─── INFORMATION SHOWN ───
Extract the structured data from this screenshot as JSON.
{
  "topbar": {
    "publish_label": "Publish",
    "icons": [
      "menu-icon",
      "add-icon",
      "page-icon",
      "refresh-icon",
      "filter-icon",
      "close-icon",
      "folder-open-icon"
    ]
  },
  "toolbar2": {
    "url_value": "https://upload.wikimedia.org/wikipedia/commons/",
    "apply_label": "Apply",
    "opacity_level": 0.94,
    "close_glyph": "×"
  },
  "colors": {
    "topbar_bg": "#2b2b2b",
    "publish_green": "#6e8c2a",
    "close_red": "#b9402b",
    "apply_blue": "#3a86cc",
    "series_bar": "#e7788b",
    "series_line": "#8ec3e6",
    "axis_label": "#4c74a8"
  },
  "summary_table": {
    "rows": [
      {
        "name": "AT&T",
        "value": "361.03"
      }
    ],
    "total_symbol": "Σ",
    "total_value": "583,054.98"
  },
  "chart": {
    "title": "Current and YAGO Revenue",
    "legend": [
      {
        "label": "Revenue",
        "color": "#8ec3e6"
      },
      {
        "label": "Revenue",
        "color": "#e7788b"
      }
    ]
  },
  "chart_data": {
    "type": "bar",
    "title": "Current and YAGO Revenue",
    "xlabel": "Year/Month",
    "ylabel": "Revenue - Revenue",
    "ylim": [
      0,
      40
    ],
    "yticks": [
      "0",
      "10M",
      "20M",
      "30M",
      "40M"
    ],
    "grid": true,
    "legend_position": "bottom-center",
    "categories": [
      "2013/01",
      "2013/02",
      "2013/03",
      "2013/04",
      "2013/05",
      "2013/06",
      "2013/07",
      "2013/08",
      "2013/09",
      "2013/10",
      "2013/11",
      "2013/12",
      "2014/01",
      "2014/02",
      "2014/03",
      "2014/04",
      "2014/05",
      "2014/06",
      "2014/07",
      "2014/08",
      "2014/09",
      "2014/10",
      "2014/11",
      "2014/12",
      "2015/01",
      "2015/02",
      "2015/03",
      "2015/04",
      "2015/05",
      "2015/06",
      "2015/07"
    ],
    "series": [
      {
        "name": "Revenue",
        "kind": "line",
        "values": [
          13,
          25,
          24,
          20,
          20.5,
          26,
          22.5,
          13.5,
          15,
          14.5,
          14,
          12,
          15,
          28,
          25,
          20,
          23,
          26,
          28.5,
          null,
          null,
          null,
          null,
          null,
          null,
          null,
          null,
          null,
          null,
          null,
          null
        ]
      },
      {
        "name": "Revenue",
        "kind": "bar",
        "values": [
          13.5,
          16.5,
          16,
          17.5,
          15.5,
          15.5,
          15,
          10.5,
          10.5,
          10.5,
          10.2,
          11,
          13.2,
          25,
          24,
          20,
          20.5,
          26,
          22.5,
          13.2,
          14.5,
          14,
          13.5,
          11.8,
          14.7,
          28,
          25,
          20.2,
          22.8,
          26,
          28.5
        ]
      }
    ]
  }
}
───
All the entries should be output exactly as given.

ANSWER SECTION =
Extract the structured data from this screenshot as JSON.
{
  "topbar": {
    "publish_label": "Publish",
    "icons": [
      "menu-icon",
      "add-icon",
      "page-icon",
      "refresh-icon",
      "filter-icon",
      "close-icon",
      "folder-open-icon"
    ]
  },
  "toolbar2": {
    "url_value": "https://upload.wikimedia.org/wikipedia/commons/",
    "apply_label": "Apply",
    "opacity_level": 0.94,
    "close_glyph": "×"
  },
  "colors": {
    "topbar_bg": "#2b2b2b",
    "publish_green": "#6e8c2a",
    "close_red": "#b9402b",
    "apply_blue": "#3a86cc",
    "series_bar": "#e7788b",
    "series_line": "#8ec3e6",
    "axis_label": "#4c74a8"
  },
  "summary_table": {
    "rows": [
      {
        "name": "AT&T",
        "value": "361.03"
      }
    ],
    "total_symbol": "Σ",
    "total_value": "583,054.98"
  },
  "chart": {
    "title": "Current and YAGO Revenue",
    "legend": [
      {
        "label": "Revenue",
        "color": "#8ec3e6"
      },
      {
        "label": "Revenue",
        "color": "#e7788b"
      }
    ]
  },
  "chart_data": {
    "type": "bar",
    "title": "Current and YAGO Revenue",
    "xlabel": "Year/Month",
    "ylabel": "Revenue - Revenue",
    "ylim": [
      0,
      40
    ],
    "yticks": [
      "0",
      "10M",
      "20M",
      "30M",
      "40M"
    ],
    "grid": true,
    "legend_position": "bottom-center",
    "categories": [
      "2013/01",
      "2013/02",
      "2013/03",
      "2013/04",
      "2013/05",
      "2013/06",
      "2013/07",
      "2013/08",
      "2013/09",
      "2013/10",
      "2013/11",
      "2013/12",
      "2014/01",
      "2014/02",
      "2014/03",
      "2014/04",
      "2014/05",
      "2014/06",
      "2014/07",
      "2014/08",
      "2014/09",
      "2014/10",
      "2014/11",
      "2014/12",
      "2015/01",
      "2015/02",
      "2015/03",
      "2015/04",
      "2015/05",
      "2015/06",
      "2015/07"
    ],
    "series": [
      {
        "name": "Revenue",
        "kind": "line",
        "values": [
          13,
          25,
          24,
          20,
          20.5,
          26,
          22.5,
          13.5,
          15,
          14.5,
          14,
          12,
          15,
          28,
          25,
          20,
          23,
          26,
          28.5,
          null,
          null,
          null,
          null,
          null,
          null,
          null,
          null,
          null,
          null,
          null,
          null
        ]
      },
      {
        "name": "Revenue",
        "kind": "bar",
        "values": [
          13.5,
          16.5,
          16,
          17.5,
          15.5,
          15.5,
          15,
          10.5,
          10.5,
          10.5,
          10.2,
          11,
          13.2,
          25,
          24,
          20,
          20.5,
          26,
          22.5,
          13.2,
          14.5,
          14,
          13.5,
          11.8,
          14.7,
          28,
          25,
          20.2,
          22.8,
          26,
          28.5
        ]
      }
    ]
  }
}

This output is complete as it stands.